## Try it
Check the entries below and say how many lines include the word "label". No other text is wanted.

## Source data

====

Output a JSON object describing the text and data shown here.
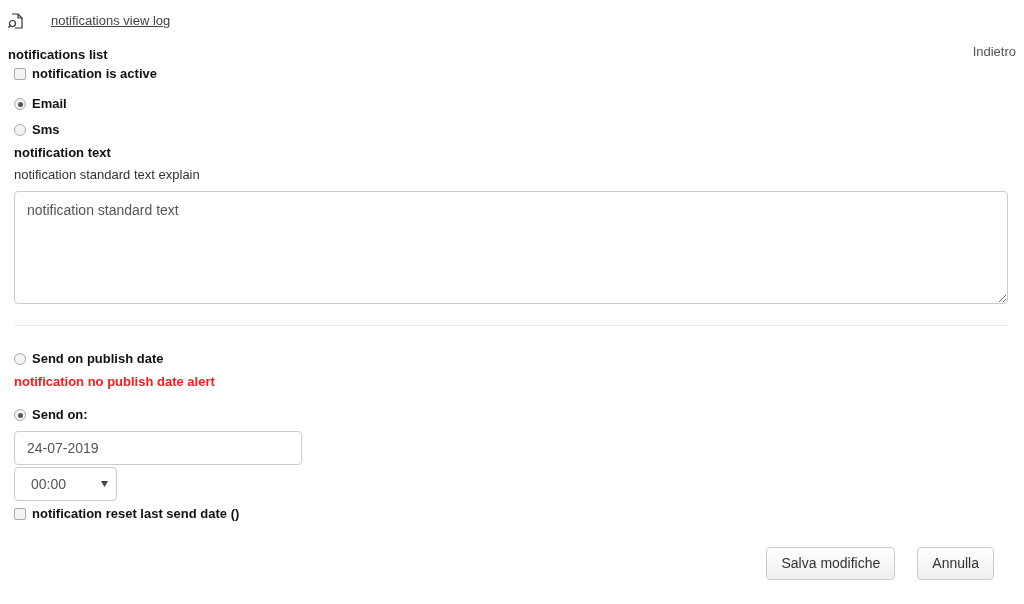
{
  "log_link": "notifications view log",
  "back_link": "Indietro",
  "section_title": "notifications list",
  "active_checkbox": {
    "label": "notification is active",
    "checked": false
  },
  "channels": [
    {
      "label": "Email",
      "selected": true
    },
    {
      "label": "Sms",
      "selected": false
    }
  ],
  "text_title": "notification text",
  "text_explain": "notification standard text explain",
  "text_area": {
    "value": "notification standard text"
  },
  "send_options": [
    {
      "kind": "publish",
      "label": "Send on publish date",
      "selected": false,
      "alert": "notification no publish date alert"
    },
    {
      "kind": "date",
      "label": "Send on:",
      "selected": true,
      "date": "24-07-2019",
      "time": "00:00"
    }
  ],
  "reset_checkbox": {
    "label": "notification reset last send date ()",
    "checked": false
  },
  "buttons": [
    "Salva modifiche",
    "Annulla"
  ]
}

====

## Your solution
6